### [Action item]
Below are the records; count the lines in which "callback" occurs and report only that number.

[Items from a dataset]
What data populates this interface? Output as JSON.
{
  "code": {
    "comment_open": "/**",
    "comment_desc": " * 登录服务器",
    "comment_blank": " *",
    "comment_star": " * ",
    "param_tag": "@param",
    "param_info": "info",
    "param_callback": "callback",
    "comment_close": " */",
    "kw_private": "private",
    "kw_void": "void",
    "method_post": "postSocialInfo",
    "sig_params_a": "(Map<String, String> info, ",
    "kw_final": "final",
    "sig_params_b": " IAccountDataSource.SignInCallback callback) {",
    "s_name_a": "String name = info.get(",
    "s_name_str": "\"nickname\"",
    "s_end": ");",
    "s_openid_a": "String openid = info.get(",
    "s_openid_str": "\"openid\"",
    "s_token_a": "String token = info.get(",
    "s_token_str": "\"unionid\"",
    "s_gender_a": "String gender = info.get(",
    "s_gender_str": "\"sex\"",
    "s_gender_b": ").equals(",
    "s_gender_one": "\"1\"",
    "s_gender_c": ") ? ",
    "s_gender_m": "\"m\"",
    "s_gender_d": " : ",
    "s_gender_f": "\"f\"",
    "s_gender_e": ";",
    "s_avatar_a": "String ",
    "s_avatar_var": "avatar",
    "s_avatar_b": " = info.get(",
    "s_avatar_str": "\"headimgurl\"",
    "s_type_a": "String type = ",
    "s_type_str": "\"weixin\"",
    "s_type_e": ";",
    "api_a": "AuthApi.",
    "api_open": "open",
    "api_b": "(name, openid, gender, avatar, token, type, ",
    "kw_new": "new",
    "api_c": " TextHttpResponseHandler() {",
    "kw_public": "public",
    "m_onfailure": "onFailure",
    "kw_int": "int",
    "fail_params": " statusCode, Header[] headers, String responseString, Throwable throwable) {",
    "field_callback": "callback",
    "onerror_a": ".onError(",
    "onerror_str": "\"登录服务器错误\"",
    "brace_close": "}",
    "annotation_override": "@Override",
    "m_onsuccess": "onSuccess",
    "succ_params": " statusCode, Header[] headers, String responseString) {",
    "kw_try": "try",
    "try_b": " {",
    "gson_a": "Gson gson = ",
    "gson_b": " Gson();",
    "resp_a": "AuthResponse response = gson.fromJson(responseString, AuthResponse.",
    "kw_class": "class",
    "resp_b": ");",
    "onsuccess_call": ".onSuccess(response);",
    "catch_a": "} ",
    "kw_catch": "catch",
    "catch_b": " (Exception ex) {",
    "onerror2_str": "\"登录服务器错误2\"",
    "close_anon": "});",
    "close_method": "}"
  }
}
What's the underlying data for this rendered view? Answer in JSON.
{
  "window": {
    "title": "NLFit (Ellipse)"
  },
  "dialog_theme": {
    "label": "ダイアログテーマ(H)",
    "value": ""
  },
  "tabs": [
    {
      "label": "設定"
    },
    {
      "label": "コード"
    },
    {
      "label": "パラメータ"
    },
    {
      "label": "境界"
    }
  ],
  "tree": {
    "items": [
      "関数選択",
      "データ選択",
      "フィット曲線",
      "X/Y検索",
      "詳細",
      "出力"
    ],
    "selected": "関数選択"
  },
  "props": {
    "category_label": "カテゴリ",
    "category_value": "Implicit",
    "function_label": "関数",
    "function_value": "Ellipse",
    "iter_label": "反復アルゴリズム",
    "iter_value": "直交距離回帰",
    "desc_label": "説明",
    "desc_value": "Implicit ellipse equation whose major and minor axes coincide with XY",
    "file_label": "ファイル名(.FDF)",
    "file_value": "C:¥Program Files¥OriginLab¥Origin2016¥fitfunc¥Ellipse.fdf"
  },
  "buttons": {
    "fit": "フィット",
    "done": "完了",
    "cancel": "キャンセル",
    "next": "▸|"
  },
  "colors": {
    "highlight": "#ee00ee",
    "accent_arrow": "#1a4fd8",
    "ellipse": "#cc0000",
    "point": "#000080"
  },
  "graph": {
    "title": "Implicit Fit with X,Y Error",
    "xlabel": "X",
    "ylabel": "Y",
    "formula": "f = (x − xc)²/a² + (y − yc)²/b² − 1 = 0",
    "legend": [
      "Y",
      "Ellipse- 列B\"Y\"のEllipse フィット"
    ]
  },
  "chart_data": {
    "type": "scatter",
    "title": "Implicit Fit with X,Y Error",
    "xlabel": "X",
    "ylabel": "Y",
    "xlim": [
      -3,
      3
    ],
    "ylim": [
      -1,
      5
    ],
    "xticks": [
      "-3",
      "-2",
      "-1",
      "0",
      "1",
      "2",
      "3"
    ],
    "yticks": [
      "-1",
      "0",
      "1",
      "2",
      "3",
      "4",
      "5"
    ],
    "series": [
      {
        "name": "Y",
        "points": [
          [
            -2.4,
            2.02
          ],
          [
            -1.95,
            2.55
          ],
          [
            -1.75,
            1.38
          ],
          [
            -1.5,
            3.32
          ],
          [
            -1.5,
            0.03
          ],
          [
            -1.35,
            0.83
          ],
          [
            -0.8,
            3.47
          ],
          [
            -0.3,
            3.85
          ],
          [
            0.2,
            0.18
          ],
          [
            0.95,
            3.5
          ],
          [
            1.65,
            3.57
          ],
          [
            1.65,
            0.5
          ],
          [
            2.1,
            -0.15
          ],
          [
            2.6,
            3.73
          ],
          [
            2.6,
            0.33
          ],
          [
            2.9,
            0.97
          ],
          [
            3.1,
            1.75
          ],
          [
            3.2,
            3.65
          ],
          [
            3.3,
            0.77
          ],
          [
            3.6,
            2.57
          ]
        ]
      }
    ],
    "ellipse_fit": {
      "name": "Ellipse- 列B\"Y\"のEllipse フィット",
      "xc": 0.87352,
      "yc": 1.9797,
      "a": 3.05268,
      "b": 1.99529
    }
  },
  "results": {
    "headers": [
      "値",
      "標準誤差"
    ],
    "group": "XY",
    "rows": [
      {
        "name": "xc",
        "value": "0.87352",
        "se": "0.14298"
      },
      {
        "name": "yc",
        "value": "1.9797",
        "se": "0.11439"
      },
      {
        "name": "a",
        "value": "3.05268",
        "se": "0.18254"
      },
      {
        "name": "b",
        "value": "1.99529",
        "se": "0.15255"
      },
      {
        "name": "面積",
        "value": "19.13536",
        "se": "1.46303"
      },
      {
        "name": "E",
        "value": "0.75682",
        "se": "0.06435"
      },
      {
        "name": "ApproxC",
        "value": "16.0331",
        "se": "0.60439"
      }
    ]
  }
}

### [Answer]
3